Artists unveils new exhibition inspired by Hastings beachart
Arts & Ents blogs
- 1 Husband creates spreadsheet detailing wife's 'excuses' for turning down sex
- 2 Apple has installed security backdoors on 600m iPhones and iPads, claims security researcher
- 3 Saneie Masilela, 9, marries Helen Shabangu, 53 years his senior, for the second time
- 4 UK pirates will get four warning letters a year
- 5 Is Gideon Levy the most hated man in Israel or just the most heroic?
Benedict Cumberbatch and Keira Knightley star in trailer for new Alan Turing film The Imitation Game
Latitude 2014, review: A huge success that shows festival is maturing nicely
It looks like Krusty the Clown is the major Simpsons character death
Russell T Davies wants your 'sexcapades' for new web series Tofu about modern sex culture
Star Wars 7: Plot details 'leak', with sequel's opening sequence and premise revealed
Malaysia Airlines flight MH17 crash: 'Nine Britons, 23 Americans and 80 children' feared dead after Boeing passenger jet is 'shot down' near Ukraine-Russia border
Malaysia Airlines MH17 crash: Vladimir Putin is given 'one last chance' to end hostilities in Ukraine
The 'scroungers’ fight back: The welfare claimants battling to alter stereotypes
The truth about conspiracy theories is that some require considering
Malaysia Airlines MH17 crash: Ukrainian military jet was flying close to passenger plane before it was shot down, says Russian officer

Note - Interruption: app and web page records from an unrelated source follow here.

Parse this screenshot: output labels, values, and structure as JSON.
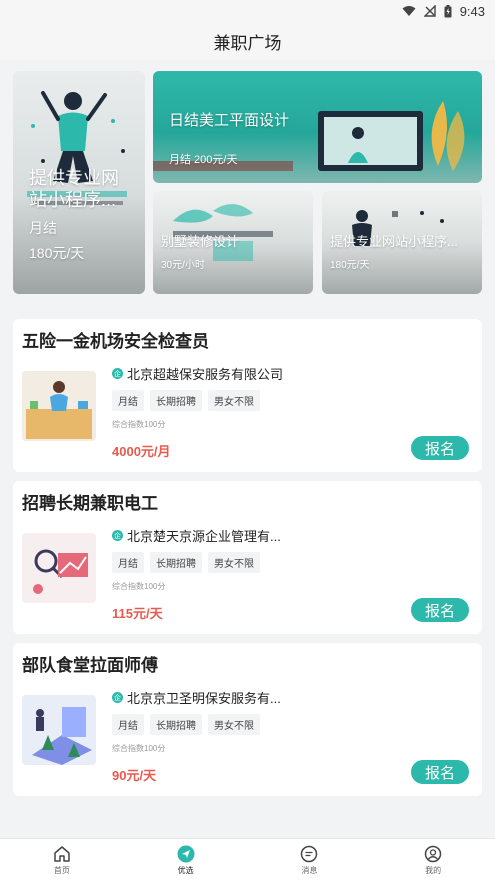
{
  "status": {
    "time": "9:43"
  },
  "header": {
    "title": "兼职广场"
  },
  "banners": {
    "big": {
      "title": "提供专业网站小程序...",
      "line1": "月结",
      "line2": "180元/天"
    },
    "top": {
      "title": "日结美工平面设计",
      "sub": "月结  200元/天"
    },
    "small1": {
      "title": "别墅装修设计",
      "sub": "30元/小时"
    },
    "small2": {
      "title": "提供专业网站小程序...",
      "sub": "180元/天"
    }
  },
  "jobs": [
    {
      "title": "五险一金机场安全检查员",
      "company": "北京超越保安服务有限公司",
      "tags": [
        "月结",
        "长期招聘",
        "男女不限"
      ],
      "score": "综合指数100分",
      "salary": "4000元/月",
      "apply": "报名"
    },
    {
      "title": "招聘长期兼职电工",
      "company": "北京楚天京源企业管理有...",
      "tags": [
        "月结",
        "长期招聘",
        "男女不限"
      ],
      "score": "综合指数100分",
      "salary": "115元/天",
      "apply": "报名"
    },
    {
      "title": "部队食堂拉面师傅",
      "company": "北京京卫圣明保安服务有...",
      "tags": [
        "月结",
        "长期招聘",
        "男女不限"
      ],
      "score": "综合指数100分",
      "salary": "90元/天",
      "apply": "报名"
    }
  ],
  "company_badge": "企",
  "tabs": [
    {
      "label": "首页",
      "icon": "home-icon"
    },
    {
      "label": "优选",
      "icon": "send-icon"
    },
    {
      "label": "消息",
      "icon": "message-icon"
    },
    {
      "label": "我的",
      "icon": "user-icon"
    }
  ],
  "colors": {
    "accent": "#2cb9ab",
    "salary": "#e85a4f",
    "background": "#f2f3f5"
  }
}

Malaysia Airlines MH17 crash: victims’ bodies bundled in black bags and loaded onto trains